Property Co-Ownership: What is the difference between joint tenancy and tenancy in common?

When purchasing property together with another person or persons, whether it be your spouse/partner, sibling, friend or business partner, it is important that you consider the way in which you wish to co-own the property. There are two types of co-ownership: joint tenancy and tenancy in common.

What is joint tenancy?

Joint tenants together own the whole property, as each joint tenant has equal ownership and interest in the property. Commonly, joint tenants are spouses or people in long-term relationships, however this type of co-ownership may be appropriate in other circumstances.

What is tenants in common?

When two or more people own property as tenants in common, each person owns a defined share in the property. The shares owned by each person can be equal or unequal. For example, two friends may each own a 50% share, or one may own a 70% share whilst the other owns a 30% share.
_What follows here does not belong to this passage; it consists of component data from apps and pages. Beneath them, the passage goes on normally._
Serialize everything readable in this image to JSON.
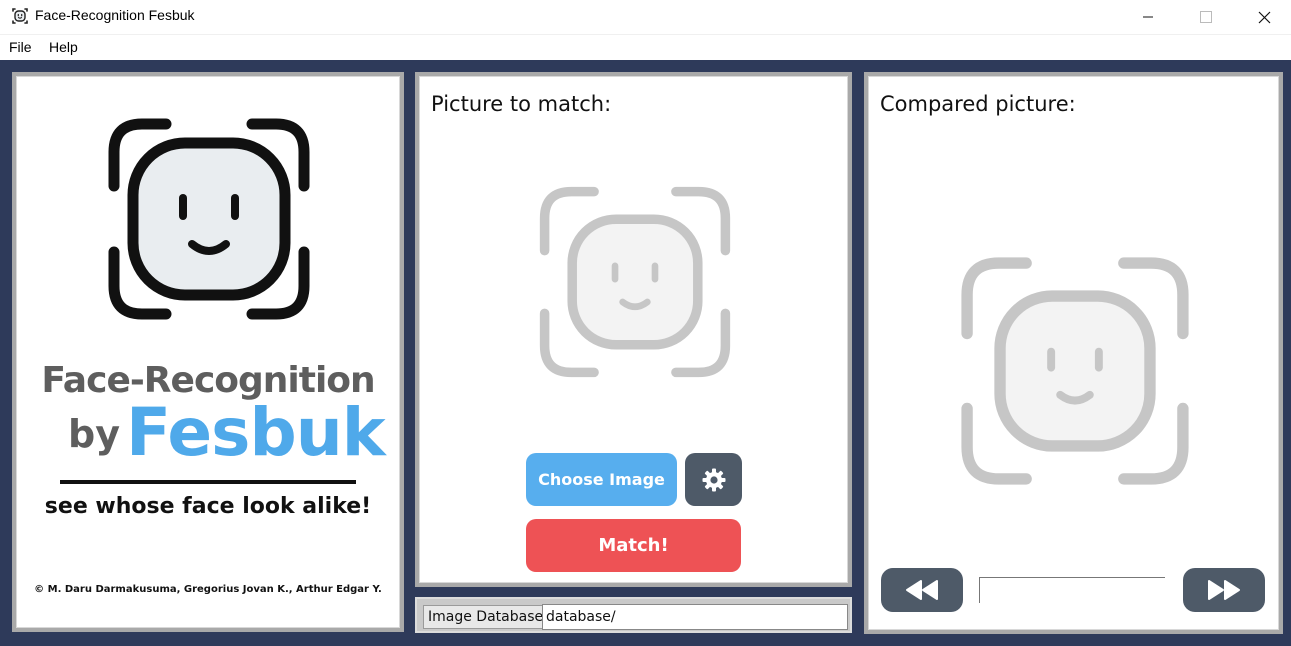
{
  "window": {
    "title": "Face-Recognition Fesbuk"
  },
  "menu": {
    "items": [
      "File",
      "Help"
    ]
  },
  "branding": {
    "line1": "Face-Recognition",
    "by": "by",
    "name": "Fesbuk",
    "tagline": "see whose face look alike!",
    "credits": "© M. Daru Darmakusuma, Gregorius Jovan K., Arthur Edgar Y."
  },
  "match_panel": {
    "title": "Picture to match:",
    "choose_label": "Choose Image",
    "match_label": "Match!",
    "settings_icon": "gear-icon"
  },
  "database": {
    "label": "Image Database:",
    "value": "database/"
  },
  "compared_panel": {
    "title": "Compared picture:",
    "prev_icon": "rewind-icon",
    "next_icon": "fast-forward-icon",
    "index_value": ""
  },
  "colors": {
    "background": "#2e3a5a",
    "accent_blue": "#57aeee",
    "accent_red": "#ee5255",
    "dark_button": "#4e5a68",
    "brand_blue": "#4fa9ea"
  }
}
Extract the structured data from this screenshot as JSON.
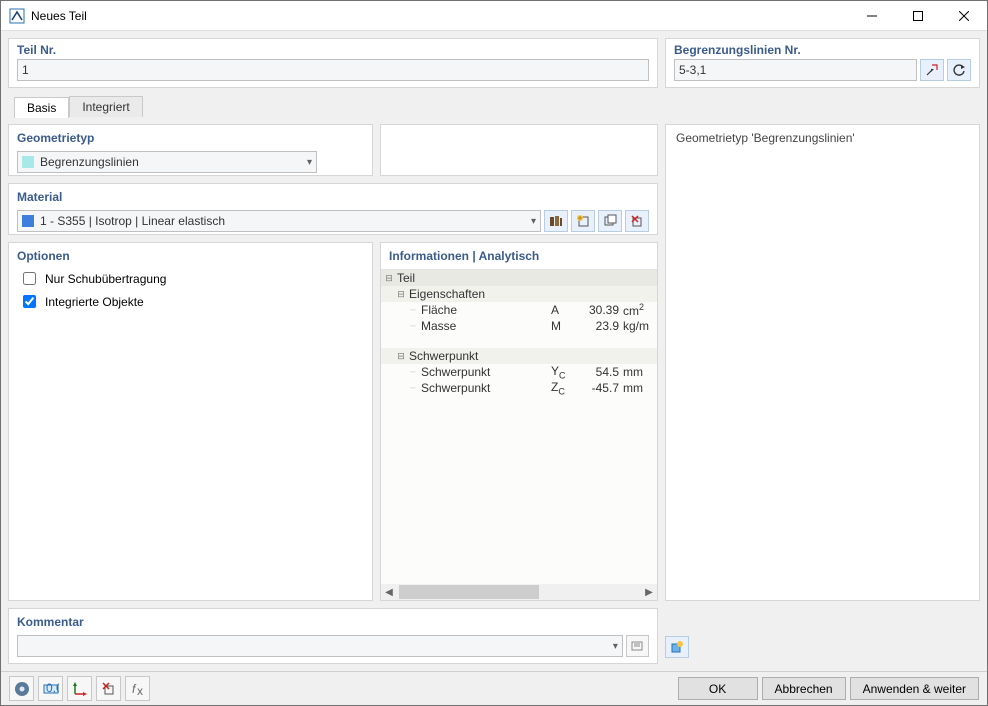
{
  "window": {
    "title": "Neues Teil"
  },
  "teil_nr": {
    "label": "Teil Nr.",
    "value": "1"
  },
  "begrenzung": {
    "label": "Begrenzungslinien Nr.",
    "value": "5-3,1"
  },
  "tabs": {
    "basis": "Basis",
    "integriert": "Integriert"
  },
  "geom": {
    "label": "Geometrietyp",
    "value": "Begrenzungslinien"
  },
  "material": {
    "label": "Material",
    "value": "1 - S355 | Isotrop | Linear elastisch"
  },
  "options": {
    "label": "Optionen",
    "schub": "Nur Schubübertragung",
    "integrierte": "Integrierte Objekte"
  },
  "info": {
    "label": "Informationen | Analytisch",
    "teil": "Teil",
    "eigenschaften": "Eigenschaften",
    "flaeche": {
      "label": "Fläche",
      "sym": "A",
      "val": "30.39",
      "unit_base": "cm",
      "unit_sup": "2"
    },
    "masse": {
      "label": "Masse",
      "sym": "M",
      "val": "23.9",
      "unit": "kg/m"
    },
    "schwerpunkt_hdr": "Schwerpunkt",
    "sp_y": {
      "label": "Schwerpunkt",
      "sym": "Y",
      "sub": "C",
      "val": "54.5",
      "unit": "mm"
    },
    "sp_z": {
      "label": "Schwerpunkt",
      "sym": "Z",
      "sub": "C",
      "val": "-45.7",
      "unit": "mm"
    }
  },
  "preview": {
    "text": "Geometrietyp 'Begrenzungslinien'"
  },
  "kommentar": {
    "label": "Kommentar",
    "value": ""
  },
  "buttons": {
    "ok": "OK",
    "cancel": "Abbrechen",
    "apply": "Anwenden & weiter"
  }
}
Friends, business partners and people with adult children entering second marriages are some examples of where ownership as tenants in common is likely to be appropriate.

What is the difference and why is it important?

Whilst both classifications of ownership give each co-owner proprietary rights and a share of the property, one of the main differences between the two is what happens when one of the co-owners die.

When people own property as joint tenants, upon the death of one of the joint tenants, the right of survivorship applies and the interest of the deceased automatically passes to the surviving joint tenant/s, regardless of what the deceased’s Will states. This is because the property does not form part of the estate of the deceased.

On the other hand, when one of the co-owners of a tenancy in common arrangement pass away, their interest in the property does not automatically pass to the surviving co-owners, and instead forms part of the deceased’s estate and will be distributed in accordance with the deceased’s Will, or the laws of intestacy if there is no Will.

Author: Meg Fritsch

Published: 30 April 2019


The information in this article is general in nature and is not to be relied upon as legal advice. As always, we recommend you seek thorough legal advice to consider your own circumstances and determine whether the information contained in this article is applicable to you.  This article is current as at the date of publishing but will not be updated as circumstances change.